Also, Geith’s restraining order was served by the Home Front Command,
which usually does not deal with restraining orders inside Israeli
territory. In the West Bank, restraining orders served by the army are
issued against Arab residents, and infrequently Jewish settlers, when an
individual is being investigated about a violent incident. The army is
responsible for the restraining orders in the West Bank because it is
the highest authority in the area.
Despite being located over the 1967 borders, Silwan falls within the
Jerusalem municipal borders. Home Front Command served Geith with the
restraining order by invoking Israel’s State of Emergency, which gives
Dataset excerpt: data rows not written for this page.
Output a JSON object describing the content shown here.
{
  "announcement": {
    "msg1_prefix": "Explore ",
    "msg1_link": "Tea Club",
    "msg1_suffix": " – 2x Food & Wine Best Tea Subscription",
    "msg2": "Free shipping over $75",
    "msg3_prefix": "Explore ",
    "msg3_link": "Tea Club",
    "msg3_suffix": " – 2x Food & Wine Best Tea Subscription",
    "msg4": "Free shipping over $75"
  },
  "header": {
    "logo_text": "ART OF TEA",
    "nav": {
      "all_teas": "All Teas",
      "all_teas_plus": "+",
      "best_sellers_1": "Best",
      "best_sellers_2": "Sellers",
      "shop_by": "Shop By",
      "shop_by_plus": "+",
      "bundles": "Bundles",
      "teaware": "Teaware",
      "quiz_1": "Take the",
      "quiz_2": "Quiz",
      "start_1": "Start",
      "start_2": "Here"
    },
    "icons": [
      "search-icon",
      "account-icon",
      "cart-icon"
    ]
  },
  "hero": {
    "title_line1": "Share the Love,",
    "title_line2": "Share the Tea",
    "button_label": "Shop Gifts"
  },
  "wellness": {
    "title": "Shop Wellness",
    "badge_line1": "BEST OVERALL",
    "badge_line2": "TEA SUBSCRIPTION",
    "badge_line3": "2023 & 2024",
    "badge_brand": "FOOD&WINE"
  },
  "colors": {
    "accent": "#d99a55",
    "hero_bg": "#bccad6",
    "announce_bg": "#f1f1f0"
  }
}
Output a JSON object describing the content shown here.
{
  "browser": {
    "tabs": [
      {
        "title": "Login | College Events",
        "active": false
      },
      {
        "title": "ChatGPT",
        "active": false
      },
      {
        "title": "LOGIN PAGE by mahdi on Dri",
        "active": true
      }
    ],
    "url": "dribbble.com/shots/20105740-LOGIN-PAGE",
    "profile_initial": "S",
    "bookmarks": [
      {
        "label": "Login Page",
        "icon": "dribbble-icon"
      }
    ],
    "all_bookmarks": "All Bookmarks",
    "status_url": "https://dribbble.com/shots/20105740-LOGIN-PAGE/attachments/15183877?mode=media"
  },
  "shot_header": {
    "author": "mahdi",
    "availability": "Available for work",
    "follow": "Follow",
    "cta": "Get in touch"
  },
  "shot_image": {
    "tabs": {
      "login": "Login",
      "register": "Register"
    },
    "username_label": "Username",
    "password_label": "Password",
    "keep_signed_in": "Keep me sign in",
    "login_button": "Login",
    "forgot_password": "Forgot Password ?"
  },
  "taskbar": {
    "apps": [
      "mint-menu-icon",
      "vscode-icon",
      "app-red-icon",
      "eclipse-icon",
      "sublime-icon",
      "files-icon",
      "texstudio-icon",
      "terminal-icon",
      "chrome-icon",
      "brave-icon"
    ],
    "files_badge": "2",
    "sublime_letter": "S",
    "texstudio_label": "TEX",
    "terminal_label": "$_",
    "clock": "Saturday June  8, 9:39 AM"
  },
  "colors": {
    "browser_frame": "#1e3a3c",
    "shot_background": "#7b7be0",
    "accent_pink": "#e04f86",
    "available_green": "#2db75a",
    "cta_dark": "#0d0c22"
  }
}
the army the ability to issue restraining orders against any citizen
without due process, or a trial. The law that gives the army this power
dates back to British-mandate Palestine, when the British army
instituted a State of Emergency to deal with the violent clashes. The
Knesset votes annually to re-extend the State of Emergency.
“We are always in a state of emergency, but we do have a criminal system
in place,” said Ronit Sela, spokeswoman for the Association for Civil
Rights in Israel. She said this is the first time ACRI is aware of the
military invoking the State of Emergency to serve a restraining order
against an Israeli resident. “It’s something they’ve never used before,
and they are implementing it in order to deal with something that there
are regular means to deal with,” she said.
Geith, 35, owns a small grocery in Silwan and has four children.
Authorities have been familiar with Geith for his frequent involvement
in clashes in the area. He is also active in the Silwan protest tent in
the Al Bustan neighborhood and served as the Silwan community
representative to Fatah. Two years ago, he was imprisoned for six
“I don’t recognize this order,” he told twenty community members in
Arabic at a press conference on Thursday morning. “It’s irrational that
the military can issue this order to deport me while bringing in
settlers,” he added.
Geith told the Jerusalem Post
that he has retained a lawyer, even though he has little trust in the
Israeli court system. He hopes it will buy him time until other Arab
countries convince the UN to pressure Israel to remove the decree.